“Do it…do it already. I’m sick of this. So boring. Walk out into the field. Do it. If you want to stop my voice, you must do it.”
“It’s easy now, we’re so close. It will be so fast. Faster than when...”
The voice in the rabbit’s head laughed and said, “Falcons are so efficient, don’t you think?”
“Quiet! Get out of my head.”
The girl cackled, “I warned you. I told you! It’s only fair.”
A falcon’s shadow clipped the edge of the field where the rabbit sat. He noticed that he had cringed half a second too late.

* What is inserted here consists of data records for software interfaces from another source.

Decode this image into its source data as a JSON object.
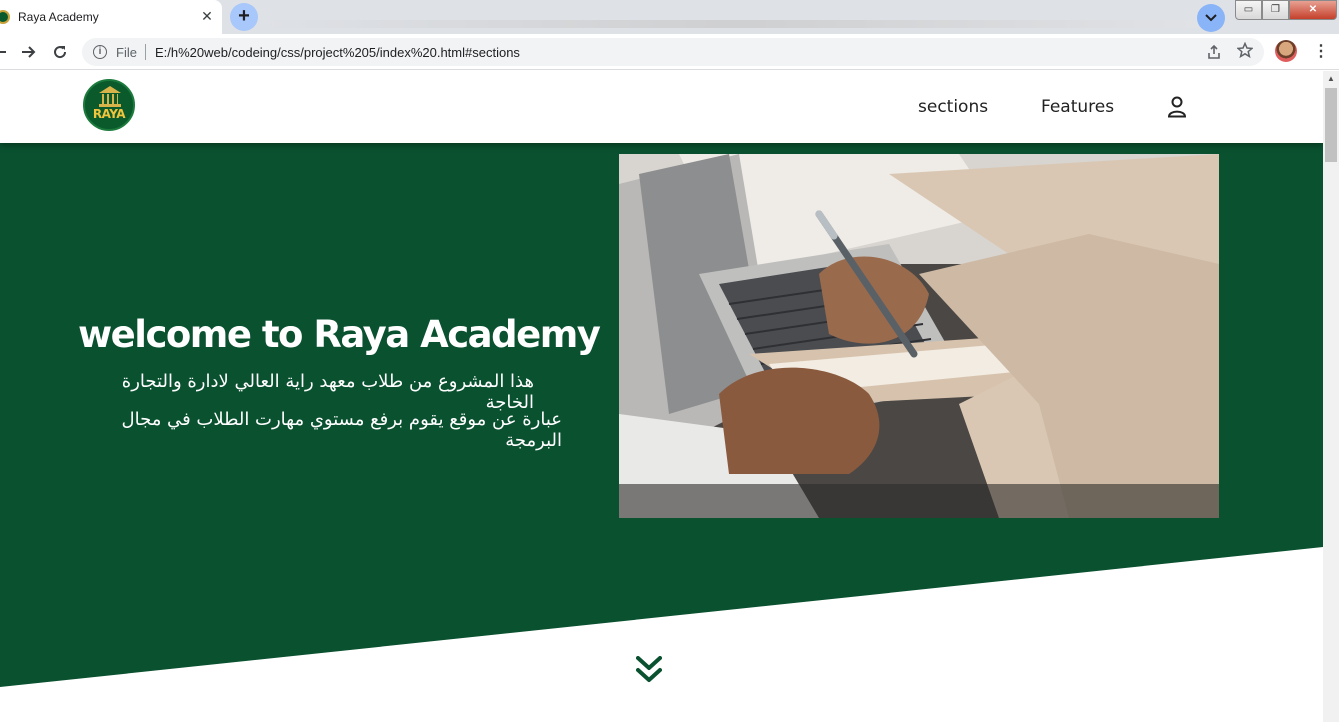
{
  "browser": {
    "tab_title": "Raya Academy",
    "tab_close": "✕",
    "newtab": "+",
    "omnibox": {
      "info": "i",
      "scheme_label": "File",
      "url": "E:/h%20web/codeing/css/project%205/index%20.html#sections"
    },
    "window_controls": {
      "minimize": "▭",
      "maximize": "❐",
      "close": "✕"
    },
    "icons": [
      "back-arrow-icon",
      "forward-arrow-icon",
      "reload-icon",
      "share-icon",
      "star-icon",
      "profile-avatar",
      "kebab-menu-icon"
    ]
  },
  "header": {
    "logo_text": "RAYA",
    "nav": {
      "sections": "sections",
      "features": "Features"
    },
    "icons": [
      "user-icon"
    ]
  },
  "hero": {
    "title": "welcome to Raya Academy",
    "line1": "هذا المشروع من طلاب معهد راية العالي لادارة والتجارة الخاجة",
    "line2": "عبارة عن موقع يقوم برفع مستوي مهارت الطلاب في مجال البرمجة",
    "scroll_icon": "double-chevron-down-icon"
  },
  "colors": {
    "brand_green": "#0a5130",
    "accent_gold": "#f0c43c",
    "tab_accent": "#a8c7fa"
  }
}
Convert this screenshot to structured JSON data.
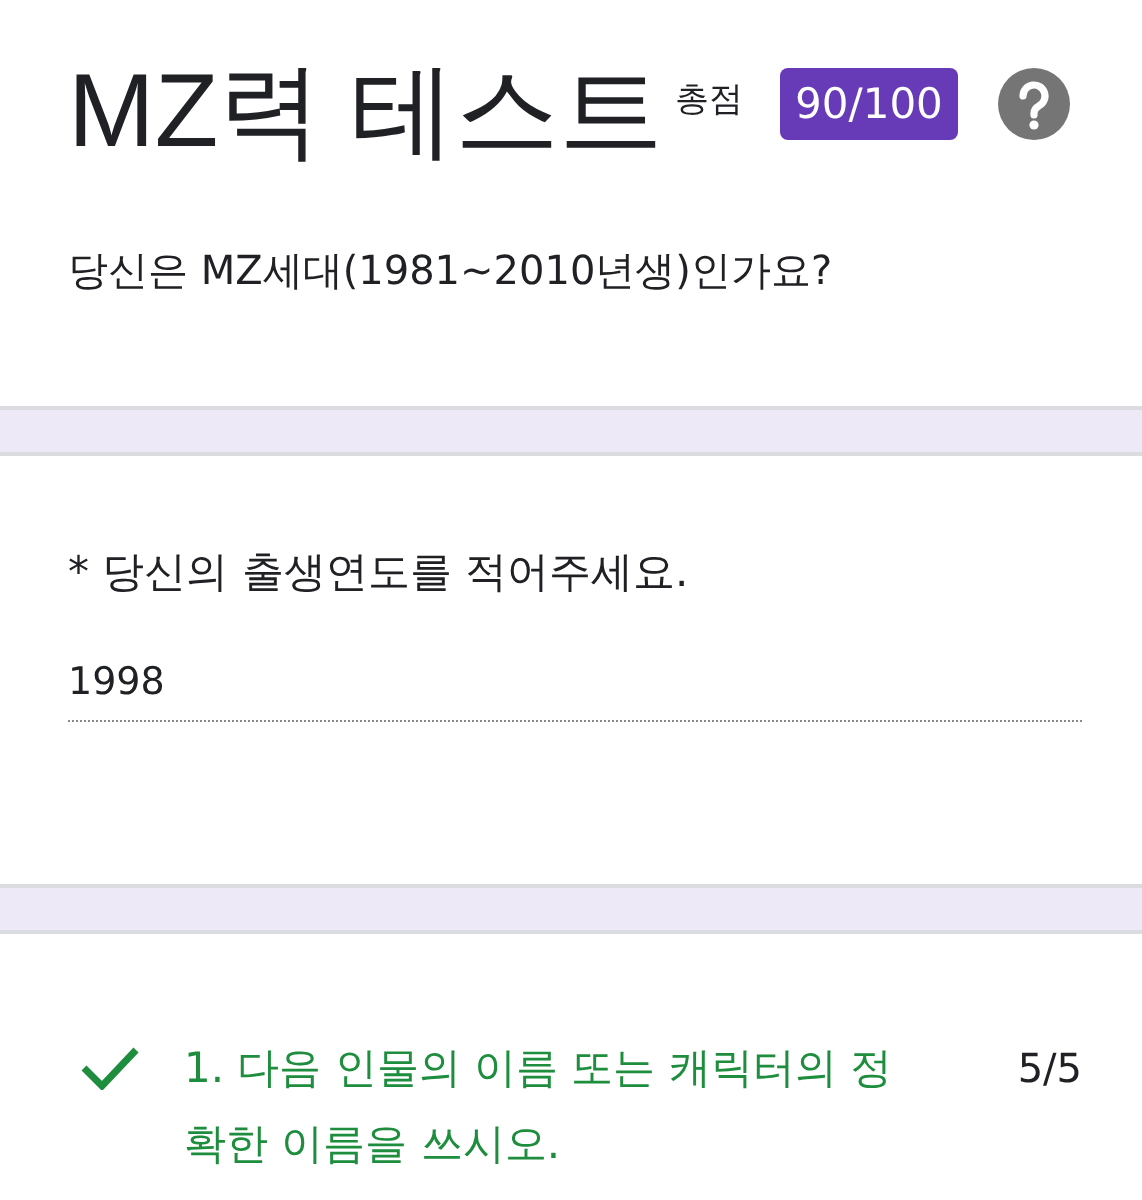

“Really? Is this any sort of life? I’m more you than me now. Or is it…you’re more me than you? Well, it doesn’t matter. I’m just about to push you out. It’s just a matter of time now…maybe tonight the fox will get us? I know where he lives, down at the bottom of the hill. Really, how many more days can this go on? Better to end it now!”
“Shut up! Alright. I’ll do it, just be quiet.”
“Yes, can you just be quiet? Be quiet until it’s over?”
“That’s more than you did for me.”
The rabbit felt light-headed, warm. It gazed at the field. It was bright, beautiful, quiet. Peaceful.
“So, this is it,” the rabbit thought. “After all my days. Killed in the meadow by a drifting hawk.”
The rabbit stood, ran out to the middle of the field as fast as it could and stopped in the center.
It stood erect, proud, unflinching. For a moment, there was nothing. No sound or movement.
A dark shadow fell, there was a loud thud, and for a moment the rabbit was flying. Up, up, up. Then, everything went dark.
The falcon picked at the rabbit’s innards, ripping away its flesh. It threw the bloody, furry tissue up in the air and swallowed it. The kill was old now and parts had started to stink.
Suddenly, the wind blew and the falcon stopped, cocking its head to one side as if straining to hear.
“You know, I always wanted to fly,” a voice said.